### DATA FOR THIS TASK ###

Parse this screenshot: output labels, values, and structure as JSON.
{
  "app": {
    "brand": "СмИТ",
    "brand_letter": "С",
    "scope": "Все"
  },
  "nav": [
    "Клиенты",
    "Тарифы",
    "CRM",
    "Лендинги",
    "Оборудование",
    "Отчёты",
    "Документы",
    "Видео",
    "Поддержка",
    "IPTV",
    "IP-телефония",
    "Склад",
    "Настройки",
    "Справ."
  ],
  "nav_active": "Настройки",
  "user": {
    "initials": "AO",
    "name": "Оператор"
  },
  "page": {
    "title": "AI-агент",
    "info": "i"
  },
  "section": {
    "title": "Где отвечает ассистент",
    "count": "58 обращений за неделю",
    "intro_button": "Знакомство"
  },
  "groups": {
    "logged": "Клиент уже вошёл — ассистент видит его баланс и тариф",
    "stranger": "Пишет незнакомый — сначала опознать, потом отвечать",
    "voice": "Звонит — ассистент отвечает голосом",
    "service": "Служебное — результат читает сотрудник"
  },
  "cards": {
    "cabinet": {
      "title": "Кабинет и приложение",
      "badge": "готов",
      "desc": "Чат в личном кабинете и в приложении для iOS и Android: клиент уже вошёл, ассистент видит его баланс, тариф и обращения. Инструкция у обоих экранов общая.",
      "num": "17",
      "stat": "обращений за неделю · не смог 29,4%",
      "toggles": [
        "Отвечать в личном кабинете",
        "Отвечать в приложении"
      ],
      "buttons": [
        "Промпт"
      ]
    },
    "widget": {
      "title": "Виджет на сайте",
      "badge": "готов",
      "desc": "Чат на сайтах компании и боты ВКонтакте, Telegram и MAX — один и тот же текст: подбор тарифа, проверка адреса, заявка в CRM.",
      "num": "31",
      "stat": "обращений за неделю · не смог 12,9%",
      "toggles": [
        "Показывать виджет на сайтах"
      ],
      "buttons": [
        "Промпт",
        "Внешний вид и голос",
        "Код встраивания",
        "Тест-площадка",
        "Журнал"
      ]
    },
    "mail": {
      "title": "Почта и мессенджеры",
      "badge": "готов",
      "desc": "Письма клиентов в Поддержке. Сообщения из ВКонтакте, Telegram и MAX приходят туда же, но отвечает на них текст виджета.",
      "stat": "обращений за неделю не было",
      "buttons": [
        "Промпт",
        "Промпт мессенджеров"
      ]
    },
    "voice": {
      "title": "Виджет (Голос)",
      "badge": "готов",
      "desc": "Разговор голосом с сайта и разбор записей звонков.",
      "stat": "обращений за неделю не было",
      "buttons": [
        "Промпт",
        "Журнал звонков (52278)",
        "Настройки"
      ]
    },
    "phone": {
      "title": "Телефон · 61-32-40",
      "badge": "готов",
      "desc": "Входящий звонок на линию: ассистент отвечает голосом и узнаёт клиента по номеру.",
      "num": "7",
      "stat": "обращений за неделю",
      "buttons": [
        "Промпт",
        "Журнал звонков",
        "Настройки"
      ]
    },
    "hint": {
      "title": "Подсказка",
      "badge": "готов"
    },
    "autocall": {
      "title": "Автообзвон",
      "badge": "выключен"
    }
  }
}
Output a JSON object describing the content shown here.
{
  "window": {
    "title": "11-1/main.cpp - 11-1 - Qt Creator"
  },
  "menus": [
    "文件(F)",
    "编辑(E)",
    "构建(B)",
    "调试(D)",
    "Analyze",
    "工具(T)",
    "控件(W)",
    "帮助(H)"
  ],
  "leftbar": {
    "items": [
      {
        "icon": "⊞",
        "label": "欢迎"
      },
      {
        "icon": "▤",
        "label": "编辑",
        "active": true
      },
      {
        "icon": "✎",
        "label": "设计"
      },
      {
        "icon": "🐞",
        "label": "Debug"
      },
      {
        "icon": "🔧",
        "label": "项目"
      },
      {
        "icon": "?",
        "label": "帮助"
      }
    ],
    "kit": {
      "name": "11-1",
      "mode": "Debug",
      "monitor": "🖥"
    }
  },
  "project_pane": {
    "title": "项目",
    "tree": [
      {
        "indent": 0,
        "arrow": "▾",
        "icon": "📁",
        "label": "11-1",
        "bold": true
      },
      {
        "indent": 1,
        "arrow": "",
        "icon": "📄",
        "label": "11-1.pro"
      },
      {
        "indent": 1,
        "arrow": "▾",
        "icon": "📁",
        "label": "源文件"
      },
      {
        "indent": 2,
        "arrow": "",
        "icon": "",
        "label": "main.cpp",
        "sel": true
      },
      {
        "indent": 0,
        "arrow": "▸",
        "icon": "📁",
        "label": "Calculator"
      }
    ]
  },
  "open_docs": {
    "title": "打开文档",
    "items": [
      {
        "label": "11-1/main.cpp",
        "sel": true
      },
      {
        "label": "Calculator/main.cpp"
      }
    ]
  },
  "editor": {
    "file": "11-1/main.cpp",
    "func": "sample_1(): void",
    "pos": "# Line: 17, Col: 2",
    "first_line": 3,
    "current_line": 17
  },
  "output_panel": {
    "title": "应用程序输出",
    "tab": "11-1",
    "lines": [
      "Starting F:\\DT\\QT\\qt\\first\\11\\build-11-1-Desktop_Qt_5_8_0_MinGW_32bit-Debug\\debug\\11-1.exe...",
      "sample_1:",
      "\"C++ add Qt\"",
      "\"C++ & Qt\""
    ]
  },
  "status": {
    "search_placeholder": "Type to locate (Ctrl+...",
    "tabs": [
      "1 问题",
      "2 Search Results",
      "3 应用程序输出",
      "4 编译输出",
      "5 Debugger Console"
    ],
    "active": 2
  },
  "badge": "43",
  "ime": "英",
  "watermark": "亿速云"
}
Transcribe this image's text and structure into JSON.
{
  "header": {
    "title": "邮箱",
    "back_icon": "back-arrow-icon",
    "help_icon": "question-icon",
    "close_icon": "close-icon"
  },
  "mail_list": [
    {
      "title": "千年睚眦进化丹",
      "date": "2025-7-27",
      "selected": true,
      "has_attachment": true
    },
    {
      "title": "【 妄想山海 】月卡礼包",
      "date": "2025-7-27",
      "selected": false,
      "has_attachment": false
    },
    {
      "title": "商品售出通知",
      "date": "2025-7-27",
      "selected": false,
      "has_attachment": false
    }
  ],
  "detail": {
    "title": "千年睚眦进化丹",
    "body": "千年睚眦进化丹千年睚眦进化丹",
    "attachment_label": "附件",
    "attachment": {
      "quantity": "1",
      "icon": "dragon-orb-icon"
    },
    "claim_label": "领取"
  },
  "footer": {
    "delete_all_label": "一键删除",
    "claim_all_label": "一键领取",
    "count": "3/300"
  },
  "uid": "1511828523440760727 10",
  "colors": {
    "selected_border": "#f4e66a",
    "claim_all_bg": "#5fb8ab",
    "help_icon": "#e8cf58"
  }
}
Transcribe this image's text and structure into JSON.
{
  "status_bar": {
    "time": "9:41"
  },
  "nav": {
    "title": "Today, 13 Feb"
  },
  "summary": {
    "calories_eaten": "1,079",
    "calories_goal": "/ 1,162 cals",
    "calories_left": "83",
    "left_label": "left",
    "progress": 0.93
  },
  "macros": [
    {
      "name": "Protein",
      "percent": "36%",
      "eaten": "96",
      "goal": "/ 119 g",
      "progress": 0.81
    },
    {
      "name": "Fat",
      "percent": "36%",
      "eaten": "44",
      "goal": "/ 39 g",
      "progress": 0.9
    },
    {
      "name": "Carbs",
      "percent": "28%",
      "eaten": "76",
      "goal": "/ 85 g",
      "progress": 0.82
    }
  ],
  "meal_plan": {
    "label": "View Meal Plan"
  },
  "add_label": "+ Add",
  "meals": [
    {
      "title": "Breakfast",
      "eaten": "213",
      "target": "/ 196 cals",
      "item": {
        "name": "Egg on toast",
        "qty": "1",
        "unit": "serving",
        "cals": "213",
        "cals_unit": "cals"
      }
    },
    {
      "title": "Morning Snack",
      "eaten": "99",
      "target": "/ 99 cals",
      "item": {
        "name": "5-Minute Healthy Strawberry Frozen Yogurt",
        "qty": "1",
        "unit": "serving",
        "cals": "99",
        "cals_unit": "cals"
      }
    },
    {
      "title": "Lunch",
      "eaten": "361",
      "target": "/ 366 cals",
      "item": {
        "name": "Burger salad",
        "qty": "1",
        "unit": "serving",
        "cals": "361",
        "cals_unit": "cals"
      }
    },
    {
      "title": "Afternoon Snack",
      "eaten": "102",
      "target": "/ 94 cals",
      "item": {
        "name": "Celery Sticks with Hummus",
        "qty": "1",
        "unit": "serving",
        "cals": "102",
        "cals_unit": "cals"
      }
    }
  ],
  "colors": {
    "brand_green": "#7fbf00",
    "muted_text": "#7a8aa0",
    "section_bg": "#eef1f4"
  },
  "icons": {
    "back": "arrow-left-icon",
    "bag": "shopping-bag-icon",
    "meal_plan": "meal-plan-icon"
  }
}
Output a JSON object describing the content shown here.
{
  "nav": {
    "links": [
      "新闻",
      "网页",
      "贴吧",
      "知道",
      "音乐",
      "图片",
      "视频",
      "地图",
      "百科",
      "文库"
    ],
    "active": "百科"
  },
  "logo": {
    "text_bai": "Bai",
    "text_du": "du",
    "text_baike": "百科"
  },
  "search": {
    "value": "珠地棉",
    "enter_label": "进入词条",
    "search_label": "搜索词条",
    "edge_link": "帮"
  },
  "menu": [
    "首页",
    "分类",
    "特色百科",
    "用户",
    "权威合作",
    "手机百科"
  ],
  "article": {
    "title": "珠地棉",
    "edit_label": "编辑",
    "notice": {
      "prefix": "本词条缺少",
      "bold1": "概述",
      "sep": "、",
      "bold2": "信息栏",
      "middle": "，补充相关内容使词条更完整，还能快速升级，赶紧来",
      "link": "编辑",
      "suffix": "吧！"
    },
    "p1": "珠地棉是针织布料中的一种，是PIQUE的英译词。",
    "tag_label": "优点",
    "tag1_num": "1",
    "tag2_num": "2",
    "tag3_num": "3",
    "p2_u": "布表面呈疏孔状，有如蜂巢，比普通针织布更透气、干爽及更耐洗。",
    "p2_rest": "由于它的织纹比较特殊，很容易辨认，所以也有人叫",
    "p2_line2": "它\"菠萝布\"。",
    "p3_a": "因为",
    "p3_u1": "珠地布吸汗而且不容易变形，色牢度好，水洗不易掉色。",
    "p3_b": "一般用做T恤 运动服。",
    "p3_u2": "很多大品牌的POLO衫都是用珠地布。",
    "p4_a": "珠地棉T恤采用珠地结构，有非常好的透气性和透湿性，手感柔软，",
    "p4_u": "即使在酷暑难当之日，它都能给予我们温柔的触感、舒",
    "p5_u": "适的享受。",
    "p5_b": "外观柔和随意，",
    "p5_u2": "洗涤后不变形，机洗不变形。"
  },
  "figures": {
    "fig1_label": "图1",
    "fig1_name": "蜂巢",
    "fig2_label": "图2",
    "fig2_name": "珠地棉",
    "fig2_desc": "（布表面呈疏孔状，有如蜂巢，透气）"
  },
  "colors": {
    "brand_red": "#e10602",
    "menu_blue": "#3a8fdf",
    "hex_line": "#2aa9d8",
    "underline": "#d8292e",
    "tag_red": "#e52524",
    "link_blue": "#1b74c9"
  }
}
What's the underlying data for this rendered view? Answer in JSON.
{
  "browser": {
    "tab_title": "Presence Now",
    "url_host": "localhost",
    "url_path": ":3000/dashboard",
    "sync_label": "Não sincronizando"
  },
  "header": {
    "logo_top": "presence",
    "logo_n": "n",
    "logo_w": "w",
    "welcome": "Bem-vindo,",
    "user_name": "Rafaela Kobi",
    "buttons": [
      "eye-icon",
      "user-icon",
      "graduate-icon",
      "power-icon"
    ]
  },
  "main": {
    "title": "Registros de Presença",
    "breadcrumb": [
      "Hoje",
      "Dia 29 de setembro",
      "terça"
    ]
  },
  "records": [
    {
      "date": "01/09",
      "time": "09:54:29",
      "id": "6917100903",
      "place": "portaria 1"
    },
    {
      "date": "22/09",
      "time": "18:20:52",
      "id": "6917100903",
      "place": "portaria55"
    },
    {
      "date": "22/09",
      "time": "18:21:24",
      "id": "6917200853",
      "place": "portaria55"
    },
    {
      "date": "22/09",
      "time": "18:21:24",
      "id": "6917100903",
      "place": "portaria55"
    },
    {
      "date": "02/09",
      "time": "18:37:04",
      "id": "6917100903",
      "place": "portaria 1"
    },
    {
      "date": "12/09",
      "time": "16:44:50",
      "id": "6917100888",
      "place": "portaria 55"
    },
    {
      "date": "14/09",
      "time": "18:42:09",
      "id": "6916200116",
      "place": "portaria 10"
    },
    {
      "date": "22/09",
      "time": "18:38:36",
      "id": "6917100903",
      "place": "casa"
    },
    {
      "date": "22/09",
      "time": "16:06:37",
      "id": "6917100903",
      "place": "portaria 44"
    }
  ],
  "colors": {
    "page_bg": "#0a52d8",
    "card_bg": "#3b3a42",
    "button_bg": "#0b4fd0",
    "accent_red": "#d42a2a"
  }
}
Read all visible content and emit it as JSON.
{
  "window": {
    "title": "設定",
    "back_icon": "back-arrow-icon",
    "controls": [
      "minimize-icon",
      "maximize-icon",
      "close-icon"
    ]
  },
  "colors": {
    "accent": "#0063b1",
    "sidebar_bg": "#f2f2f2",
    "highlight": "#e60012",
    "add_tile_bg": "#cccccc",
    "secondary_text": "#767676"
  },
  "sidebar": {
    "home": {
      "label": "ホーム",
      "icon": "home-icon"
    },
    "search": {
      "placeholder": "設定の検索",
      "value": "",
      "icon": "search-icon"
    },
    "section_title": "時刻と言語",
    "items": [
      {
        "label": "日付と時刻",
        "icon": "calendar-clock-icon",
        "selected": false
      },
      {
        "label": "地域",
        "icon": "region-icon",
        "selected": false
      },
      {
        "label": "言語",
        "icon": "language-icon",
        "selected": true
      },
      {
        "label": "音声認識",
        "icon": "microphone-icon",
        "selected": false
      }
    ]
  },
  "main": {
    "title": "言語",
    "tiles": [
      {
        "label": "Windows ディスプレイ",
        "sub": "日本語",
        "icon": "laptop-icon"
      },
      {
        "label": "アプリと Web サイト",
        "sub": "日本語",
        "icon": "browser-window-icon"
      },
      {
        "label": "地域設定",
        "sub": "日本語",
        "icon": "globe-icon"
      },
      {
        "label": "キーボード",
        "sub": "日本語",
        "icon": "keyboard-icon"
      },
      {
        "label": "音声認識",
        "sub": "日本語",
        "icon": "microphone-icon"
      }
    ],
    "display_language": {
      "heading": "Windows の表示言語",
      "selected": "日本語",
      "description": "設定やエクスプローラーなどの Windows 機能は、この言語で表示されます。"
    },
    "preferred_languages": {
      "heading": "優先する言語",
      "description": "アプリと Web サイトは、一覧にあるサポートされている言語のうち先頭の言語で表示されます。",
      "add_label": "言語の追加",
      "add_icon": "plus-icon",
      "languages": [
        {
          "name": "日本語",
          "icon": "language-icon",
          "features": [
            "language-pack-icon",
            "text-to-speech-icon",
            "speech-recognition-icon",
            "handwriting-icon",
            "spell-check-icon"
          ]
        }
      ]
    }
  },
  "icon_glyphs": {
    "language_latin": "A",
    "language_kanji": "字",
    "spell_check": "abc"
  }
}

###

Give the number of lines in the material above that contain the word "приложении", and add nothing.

2